It was the kind of promise a father makes easily and sincerely, knowing at the same time that it will be impossible to keep. The truth of some promises is not as important as whether or not you can believe in them, with all your heart. A game of baseball can't really make a summer day last forever. A home run can't really heal all the broken places in our world, or in a single human heart. And there was no way that Mr. Feld could keep his promise never to leave Ethan again. All parents leave their children one day.
Then, Patrick, you do feel it too? You do feel ... something? It would be so bleak if you felt nothing. That's what scares women, you know.''I do know, and you needn't be scared. I feel something all right.''Promise me you'll always treat me as a person.''I promise.''Promises are so easily given.''I'll fulfill this one. Let me show you.'After a shaky start he was comfortably in the swing of it, having recognised he was on familiar ground after all. Experience had brought him to see that this kind of thing was nothing more than the levying of cock-tax, was reasonable and normal, in fact, even though some other parts of experience strongly suggested that what he had shelled out so far was only a down payment.
From the night into his high-walled room there came, persistently, that evanescent and dissolving sound - something the city was tossing up and calling back again, like a child playing with a ball. In Harlem, the Bronx, Gramercy Park, and along the water-fronts, in little parlors or on pebble-strewn, moon-flooded roofs, a thousand lovers were making this sound, crying little fragments of it into the air. All the city was playing with this sound out there in the blue summer dark, throwing it up and calling it back, promising that, in a little while, life would be beautiful as a story, promising happiness - and by that promise giving it. It gave love hope in its own survival. It could do no more.
Only twice in my nearly fifty years of friendship with David Belasco did he ever disappoint me; and I am glad that experience came early. When I was perhaps seven or eight years old, he promised me, many months before my birthday, that he would give me a pony. What boy would nurse that promise to his bosom for any number of months? When the 12th of August dawned, I was downstairs early, I think before anyone else was up. I looked out at the barnyard. No pony. I waited all day. No pony. I said nothing. No pony. There were other presents, of course, and all the other excitement of a small boy’s birthday: but underneath it I was having my very first experience of a forgotten promise.
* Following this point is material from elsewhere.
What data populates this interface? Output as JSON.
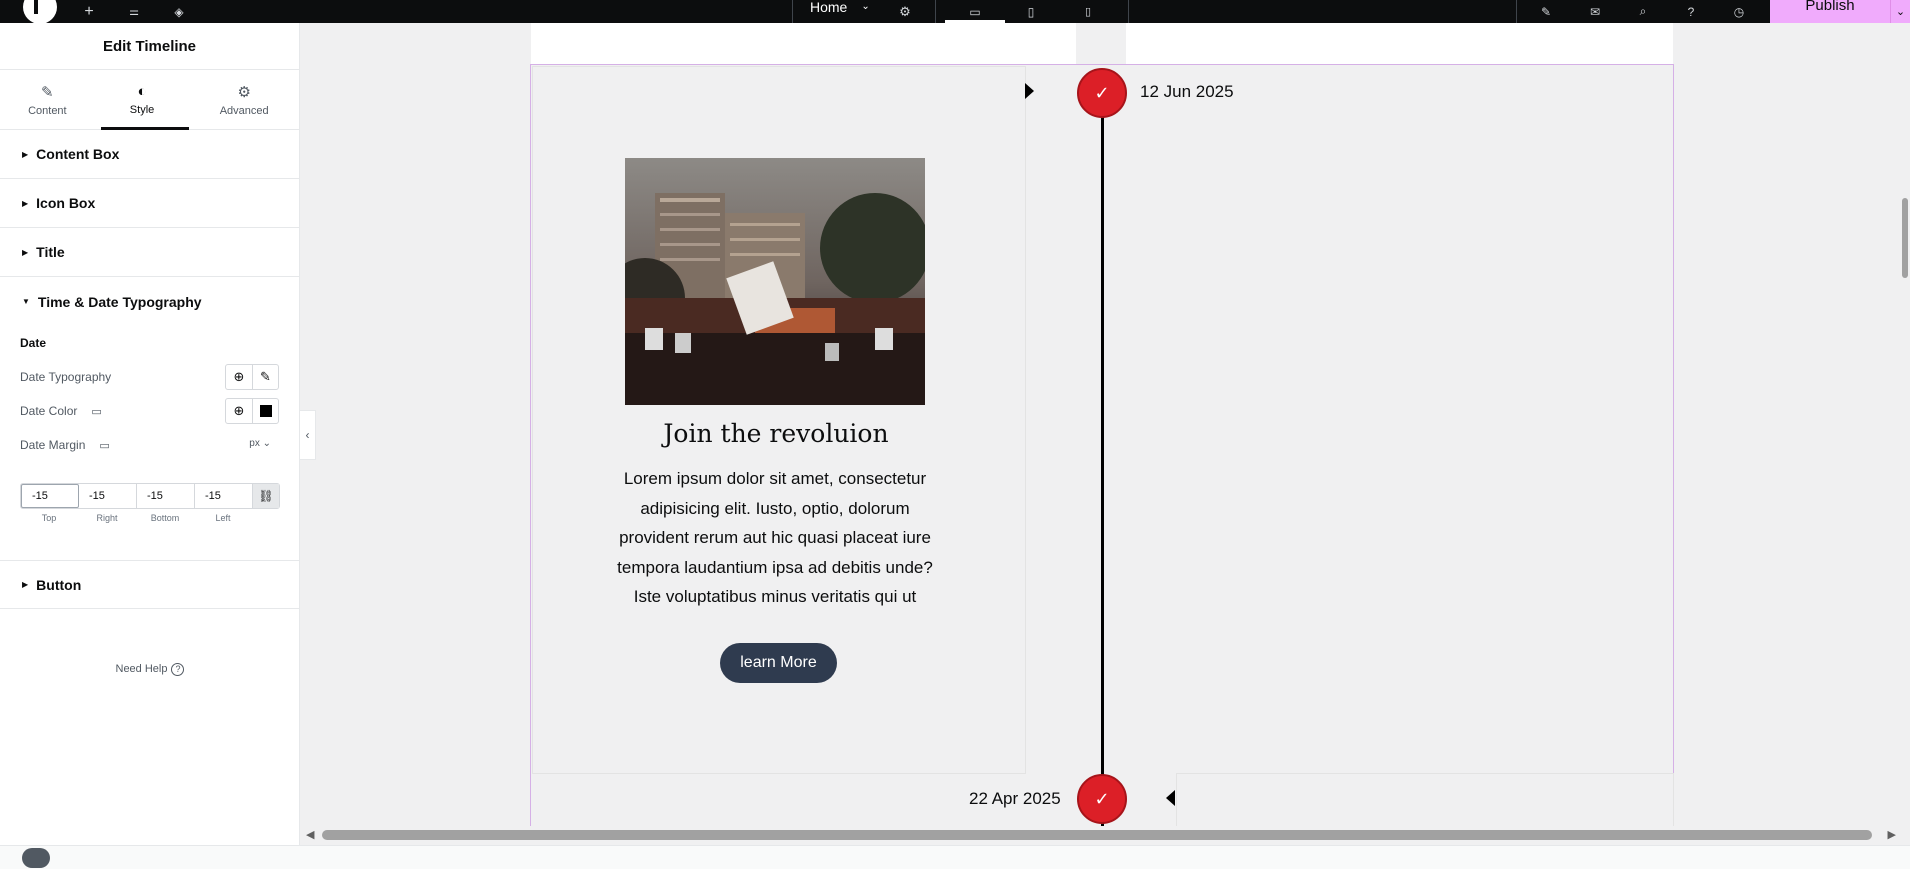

What had he said to them? "I bow my knees before the country, before the masses, before the whole people...." And what then? What happened to these masses, to this people? For forty years it had been driven through the desert, with threats and promises, with imaginary terrors and imaginary rewards. But where was the Promised Land? Did there really exist any such goal for this wandering mankind? That was a question to which he would have liked an answer before it was too late. Moses had not been allowed to enter the land of promise either, But he had been allowed to see it, from the top of the mountain, spread at his feet. Thus, it was easy to die, with the visible certainty of one's goal before one's eyes. He, Nicolas Salmanovitch Rubashov, had not been taken to the top of a mountain; and wherever his eye looked, he saw nothing but desert and the darkness of night.